INFORMATION SHOWN Block Start

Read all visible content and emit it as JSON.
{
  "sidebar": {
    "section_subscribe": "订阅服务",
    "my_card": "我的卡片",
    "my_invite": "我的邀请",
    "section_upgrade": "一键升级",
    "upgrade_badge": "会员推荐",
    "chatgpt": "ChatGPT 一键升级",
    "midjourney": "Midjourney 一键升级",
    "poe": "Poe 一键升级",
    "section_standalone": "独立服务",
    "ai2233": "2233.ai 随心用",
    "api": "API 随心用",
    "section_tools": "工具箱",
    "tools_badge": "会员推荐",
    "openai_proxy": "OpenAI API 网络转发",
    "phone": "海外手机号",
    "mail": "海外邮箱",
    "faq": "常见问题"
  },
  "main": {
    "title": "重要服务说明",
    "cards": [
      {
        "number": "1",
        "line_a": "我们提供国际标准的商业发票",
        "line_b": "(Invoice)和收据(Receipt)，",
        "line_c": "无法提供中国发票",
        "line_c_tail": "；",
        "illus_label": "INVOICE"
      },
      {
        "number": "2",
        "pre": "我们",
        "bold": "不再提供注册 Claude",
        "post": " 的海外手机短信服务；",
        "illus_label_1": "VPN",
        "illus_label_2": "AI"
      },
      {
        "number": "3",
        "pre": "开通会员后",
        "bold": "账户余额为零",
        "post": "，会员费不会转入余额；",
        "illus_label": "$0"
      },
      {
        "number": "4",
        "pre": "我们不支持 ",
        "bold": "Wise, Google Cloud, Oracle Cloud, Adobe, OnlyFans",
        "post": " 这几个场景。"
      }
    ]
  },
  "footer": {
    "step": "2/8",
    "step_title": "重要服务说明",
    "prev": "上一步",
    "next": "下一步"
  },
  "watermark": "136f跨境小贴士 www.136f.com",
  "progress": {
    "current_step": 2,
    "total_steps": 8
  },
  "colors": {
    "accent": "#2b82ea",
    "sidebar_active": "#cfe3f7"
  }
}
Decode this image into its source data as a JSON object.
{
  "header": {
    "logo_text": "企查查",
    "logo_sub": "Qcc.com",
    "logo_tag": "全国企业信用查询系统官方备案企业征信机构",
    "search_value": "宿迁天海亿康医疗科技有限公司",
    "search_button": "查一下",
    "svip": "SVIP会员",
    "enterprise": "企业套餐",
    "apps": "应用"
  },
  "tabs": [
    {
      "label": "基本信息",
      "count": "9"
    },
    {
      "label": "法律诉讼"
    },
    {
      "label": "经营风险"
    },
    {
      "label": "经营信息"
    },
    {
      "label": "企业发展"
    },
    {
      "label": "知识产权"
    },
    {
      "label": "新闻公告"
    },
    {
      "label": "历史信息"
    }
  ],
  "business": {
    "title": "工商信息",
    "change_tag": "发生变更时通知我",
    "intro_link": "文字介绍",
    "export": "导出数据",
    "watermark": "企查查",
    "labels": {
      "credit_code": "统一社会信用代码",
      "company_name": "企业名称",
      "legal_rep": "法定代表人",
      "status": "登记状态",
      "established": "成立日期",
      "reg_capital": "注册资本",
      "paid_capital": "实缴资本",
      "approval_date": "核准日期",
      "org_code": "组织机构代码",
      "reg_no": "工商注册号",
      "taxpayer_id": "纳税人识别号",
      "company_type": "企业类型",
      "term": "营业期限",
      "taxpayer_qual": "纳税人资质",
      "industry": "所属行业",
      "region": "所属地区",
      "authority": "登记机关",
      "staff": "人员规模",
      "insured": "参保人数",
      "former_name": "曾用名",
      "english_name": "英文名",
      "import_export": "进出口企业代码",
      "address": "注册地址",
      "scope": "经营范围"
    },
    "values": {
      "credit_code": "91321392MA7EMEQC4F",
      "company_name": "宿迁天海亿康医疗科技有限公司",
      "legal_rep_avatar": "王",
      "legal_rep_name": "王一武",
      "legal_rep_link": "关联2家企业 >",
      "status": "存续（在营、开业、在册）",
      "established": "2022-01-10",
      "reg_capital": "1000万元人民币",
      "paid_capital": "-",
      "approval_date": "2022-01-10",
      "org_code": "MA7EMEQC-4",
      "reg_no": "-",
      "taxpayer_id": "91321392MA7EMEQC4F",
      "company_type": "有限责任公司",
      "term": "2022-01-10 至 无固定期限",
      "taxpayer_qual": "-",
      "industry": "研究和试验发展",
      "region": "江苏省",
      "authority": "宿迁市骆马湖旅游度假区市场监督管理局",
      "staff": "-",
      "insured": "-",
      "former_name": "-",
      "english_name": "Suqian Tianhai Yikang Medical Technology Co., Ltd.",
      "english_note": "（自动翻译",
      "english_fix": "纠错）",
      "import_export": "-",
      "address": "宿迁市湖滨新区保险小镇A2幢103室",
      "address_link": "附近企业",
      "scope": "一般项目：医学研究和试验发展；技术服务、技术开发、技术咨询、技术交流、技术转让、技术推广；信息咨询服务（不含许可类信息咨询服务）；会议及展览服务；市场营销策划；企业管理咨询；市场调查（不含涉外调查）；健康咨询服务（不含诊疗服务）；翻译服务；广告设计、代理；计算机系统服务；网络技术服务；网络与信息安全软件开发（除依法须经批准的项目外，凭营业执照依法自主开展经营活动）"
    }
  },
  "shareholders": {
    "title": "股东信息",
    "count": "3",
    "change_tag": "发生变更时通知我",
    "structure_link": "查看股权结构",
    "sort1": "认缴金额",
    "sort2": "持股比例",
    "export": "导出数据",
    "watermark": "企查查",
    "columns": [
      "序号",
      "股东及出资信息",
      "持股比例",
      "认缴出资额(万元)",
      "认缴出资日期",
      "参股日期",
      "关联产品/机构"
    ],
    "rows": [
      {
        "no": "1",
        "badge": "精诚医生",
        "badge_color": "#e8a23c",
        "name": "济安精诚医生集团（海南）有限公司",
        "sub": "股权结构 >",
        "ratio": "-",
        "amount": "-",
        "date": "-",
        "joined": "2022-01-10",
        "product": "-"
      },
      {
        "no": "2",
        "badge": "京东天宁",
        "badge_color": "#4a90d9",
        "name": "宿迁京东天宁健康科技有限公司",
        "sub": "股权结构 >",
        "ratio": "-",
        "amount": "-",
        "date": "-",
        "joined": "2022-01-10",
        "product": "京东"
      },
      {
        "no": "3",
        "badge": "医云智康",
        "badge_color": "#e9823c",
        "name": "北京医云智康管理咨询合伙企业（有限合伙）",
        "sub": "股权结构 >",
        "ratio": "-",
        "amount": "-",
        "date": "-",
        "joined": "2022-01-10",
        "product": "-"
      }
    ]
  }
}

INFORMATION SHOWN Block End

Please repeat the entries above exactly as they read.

§ **SOLUTION**:
Read all visible content and emit it as JSON.
{
  "sidebar": {
    "section_subscribe": "订阅服务",
    "my_card": "我的卡片",
    "my_invite": "我的邀请",
    "section_upgrade": "一键升级",
    "upgrade_badge": "会员推荐",
    "chatgpt": "ChatGPT 一键升级",
    "midjourney": "Midjourney 一键升级",
    "poe": "Poe 一键升级",
    "section_standalone": "独立服务",
    "ai2233": "2233.ai 随心用",
    "api": "API 随心用",
    "section_tools": "工具箱",
    "tools_badge": "会员推荐",
    "openai_proxy": "OpenAI API 网络转发",
    "phone": "海外手机号",
    "mail": "海外邮箱",
    "faq": "常见问题"
  },
  "main": {
    "title": "重要服务说明",
    "cards": [
      {
        "number": "1",
        "line_a": "我们提供国际标准的商业发票",
        "line_b": "(Invoice)和收据(Receipt)，",
        "line_c": "无法提供中国发票",
        "line_c_tail": "；",
        "illus_label": "INVOICE"
      },
      {
        "number": "2",
        "pre": "我们",
        "bold": "不再提供注册 Claude",
        "post": " 的海外手机短信服务；",
        "illus_label_1": "VPN",
        "illus_label_2": "AI"
      },
      {
        "number": "3",
        "pre": "开通会员后",
        "bold": "账户余额为零",
        "post": "，会员费不会转入余额；",
        "illus_label": "$0"
      },
      {
        "number": "4",
        "pre": "我们不支持 ",
        "bold": "Wise, Google Cloud, Oracle Cloud, Adobe, OnlyFans",
        "post": " 这几个场景。"
      }
    ]
  },
  "footer": {
    "step": "2/8",
    "step_title": "重要服务说明",
    "prev": "上一步",
    "next": "下一步"
  },
  "watermark": "136f跨境小贴士 www.136f.com",
  "progress": {
    "current_step": 2,
    "total_steps": 8
  },
  "colors": {
    "accent": "#2b82ea",
    "sidebar_active": "#cfe3f7"
  }
}
Decode this image into its source data as a JSON object.
{
  "header": {
    "logo_text": "企查查",
    "logo_sub": "Qcc.com",
    "logo_tag": "全国企业信用查询系统官方备案企业征信机构",
    "search_value": "宿迁天海亿康医疗科技有限公司",
    "search_button": "查一下",
    "svip": "SVIP会员",
    "enterprise": "企业套餐",
    "apps": "应用"
  },
  "tabs": [
    {
      "label": "基本信息",
      "count": "9"
    },
    {
      "label": "法律诉讼"
    },
    {
      "label": "经营风险"
    },
    {
      "label": "经营信息"
    },
    {
      "label": "企业发展"
    },
    {
      "label": "知识产权"
    },
    {
      "label": "新闻公告"
    },
    {
      "label": "历史信息"
    }
  ],
  "business": {
    "title": "工商信息",
    "change_tag": "发生变更时通知我",
    "intro_link": "文字介绍",
    "export": "导出数据",
    "watermark": "企查查",
    "labels": {
      "credit_code": "统一社会信用代码",
      "company_name": "企业名称",
      "legal_rep": "法定代表人",
      "status": "登记状态",
      "established": "成立日期",
      "reg_capital": "注册资本",
      "paid_capital": "实缴资本",
      "approval_date": "核准日期",
      "org_code": "组织机构代码",
      "reg_no": "工商注册号",
      "taxpayer_id": "纳税人识别号",
      "company_type": "企业类型",
      "term": "营业期限",
      "taxpayer_qual": "纳税人资质",
      "industry": "所属行业",
      "region": "所属地区",
      "authority": "登记机关",
      "staff": "人员规模",
      "insured": "参保人数",
      "former_name": "曾用名",
      "english_name": "英文名",
      "import_export": "进出口企业代码",
      "address": "注册地址",
      "scope": "经营范围"
    },
    "values": {
      "credit_code": "91321392MA7EMEQC4F",
      "company_name": "宿迁天海亿康医疗科技有限公司",
      "legal_rep_avatar": "王",
      "legal_rep_name": "王一武",
      "legal_rep_link": "关联2家企业 >",
      "status": "存续（在营、开业、在册）",
      "established": "2022-01-10",
      "reg_capital": "1000万元人民币",
      "paid_capital": "-",
      "approval_date": "2022-01-10",
      "org_code": "MA7EMEQC-4",
      "reg_no": "-",
      "taxpayer_id": "91321392MA7EMEQC4F",
      "company_type": "有限责任公司",
      "term": "2022-01-10 至 无固定期限",
      "taxpayer_qual": "-",
      "industry": "研究和试验发展",
      "region": "江苏省",
      "authority": "宿迁市骆马湖旅游度假区市场监督管理局",
      "staff": "-",
      "insured": "-",
      "former_name": "-",
      "english_name": "Suqian Tianhai Yikang Medical Technology Co., Ltd.",
      "english_note": "（自动翻译",
      "english_fix": "纠错）",
      "import_export": "-",
      "address": "宿迁市湖滨新区保险小镇A2幢103室",
      "address_link": "附近企业",
      "scope": "一般项目：医学研究和试验发展；技术服务、技术开发、技术咨询、技术交流、技术转让、技术推广；信息咨询服务（不含许可类信息咨询服务）；会议及展览服务；市场营销策划；企业管理咨询；市场调查（不含涉外调查）；健康咨询服务（不含诊疗服务）；翻译服务；广告设计、代理；计算机系统服务；网络技术服务；网络与信息安全软件开发（除依法须经批准的项目外，凭营业执照依法自主开展经营活动）"
    }
  },
  "shareholders": {
    "title": "股东信息",
    "count": "3",
    "change_tag": "发生变更时通知我",
    "structure_link": "查看股权结构",
    "sort1": "认缴金额",
    "sort2": "持股比例",
    "export": "导出数据",
    "watermark": "企查查",
    "columns": [
      "序号",
      "股东及出资信息",
      "持股比例",
      "认缴出资额(万元)",
      "认缴出资日期",
      "参股日期",
      "关联产品/机构"
    ],
    "rows": [
      {
        "no": "1",
        "badge": "精诚医生",
        "badge_color": "#e8a23c",
        "name": "济安精诚医生集团（海南）有限公司",
        "sub": "股权结构 >",
        "ratio": "-",
        "amount": "-",
        "date": "-",
        "joined": "2022-01-10",
        "product": "-"
      },
      {
        "no": "2",
        "badge": "京东天宁",
        "badge_color": "#4a90d9",
        "name": "宿迁京东天宁健康科技有限公司",
        "sub": "股权结构 >",
        "ratio": "-",
        "amount": "-",
        "date": "-",
        "joined": "2022-01-10",
        "product": "京东"
      },
      {
        "no": "3",
        "badge": "医云智康",
        "badge_color": "#e9823c",
        "name": "北京医云智康管理咨询合伙企业（有限合伙）",
        "sub": "股权结构 >",
        "ratio": "-",
        "amount": "-",
        "date": "-",
        "joined": "2022-01-10",
        "product": "-"
      }
    ]
  }
}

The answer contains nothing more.